When in doubt, let David Bowie narrate your autobiography.
“It’s a strange world wherever you are.” So says Graham Greene as filtered through Momus, the pseudonym of Scottish pop musician Nicholas Currie. Born in 1960, Momus has been writing and making music for decades, yet he isn’t particularly well known except perhaps among fans of Vampire Weekend. It’s fitting, therefore, that he put writers and musicians better known than he to work in telling his life story. “Dead writers are unemployed,” he writes at the beginning. “It’s a shame, because they could be put to better use than rotting and being forgotten.” Benjamin Spock, the guiding light of the parents of boomers everywhere, turns up early to assure readers that because “children given autonomy will tend to become adult of their own accord,” his mother did just right to allow N—so he’s addressed throughout, akin to a certain literary K—to push the books in the bookshelves around as he crawled. Sigmund Freud shows up to validate an early expression of carnal interest while hard-boiled detective novelist Mickey Spillane is on hand to deliver a few nicely cynical lines about the nature of life. Some of the “pastiches” are less effective than others. For example, a longish contribution attributed to Ernest Hemingway doesn’t sound in the least bit Hemingway-esque as it recounts what it was like to be in New York on 9/11. Some are overstuffed, as when Karl Kraus, the Viennese satirist, delivers a soliloquy that draws in the biologist Ernst Haeckel, DSL technology, the iPhone, Arthur Schopenhauer, and Lord Haw-Haw, among others.
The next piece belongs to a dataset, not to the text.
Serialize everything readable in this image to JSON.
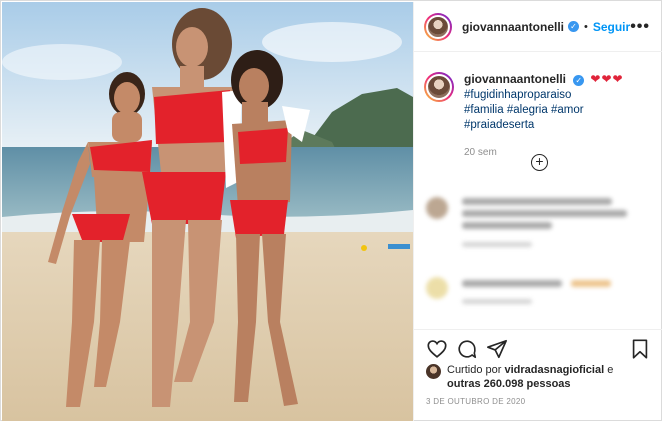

Still, the appearance by David Bowie, N’s “lodestar, the single most decisive influence on his life,” is lovely, and it will make those who share the author’s love for him miss Bowie all the more as “life goes on in its innocent, incorrigible way.”
Altogether a grand entertainment, effortlessly blending pop culture and high culture.